(Dataset rows for apps and sites)

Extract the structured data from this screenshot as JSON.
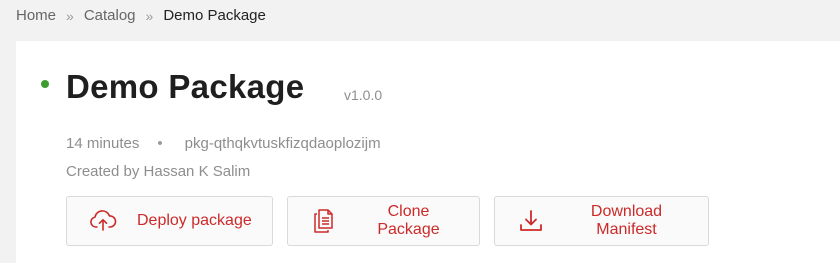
{
  "breadcrumb": {
    "items": [
      "Home",
      "Catalog",
      "Demo Package"
    ],
    "separator": "»"
  },
  "package": {
    "title": "Demo Package",
    "version": "v1.0.0",
    "age": "14 minutes",
    "meta_separator": "•",
    "id": "pkg-qthqkvtuskfizqdaoplozijm",
    "created_by": "Created by Hassan K Salim",
    "status_color": "#3f9d2f"
  },
  "actions": {
    "deploy_label": "Deploy package",
    "clone_label": "Clone Package",
    "download_label": "Download Manifest"
  },
  "colors": {
    "accent": "#cc2a2a",
    "background": "#f2f2f2",
    "card": "#ffffff"
  },
  "icons": {
    "deploy": "cloud-upload-icon",
    "clone": "copy-document-icon",
    "download": "download-icon"
  }
}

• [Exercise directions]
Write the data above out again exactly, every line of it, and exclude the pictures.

• [Exercise solution]
Extract the structured data from this screenshot as JSON.
{
  "breadcrumb": {
    "items": [
      "Home",
      "Catalog",
      "Demo Package"
    ],
    "separator": "»"
  },
  "package": {
    "title": "Demo Package",
    "version": "v1.0.0",
    "age": "14 minutes",
    "meta_separator": "•",
    "id": "pkg-qthqkvtuskfizqdaoplozijm",
    "created_by": "Created by Hassan K Salim",
    "status_color": "#3f9d2f"
  },
  "actions": {
    "deploy_label": "Deploy package",
    "clone_label": "Clone Package",
    "download_label": "Download Manifest"
  },
  "colors": {
    "accent": "#cc2a2a",
    "background": "#f2f2f2",
    "card": "#ffffff"
  },
  "icons": {
    "deploy": "cloud-upload-icon",
    "clone": "copy-document-icon",
    "download": "download-icon"
  }
}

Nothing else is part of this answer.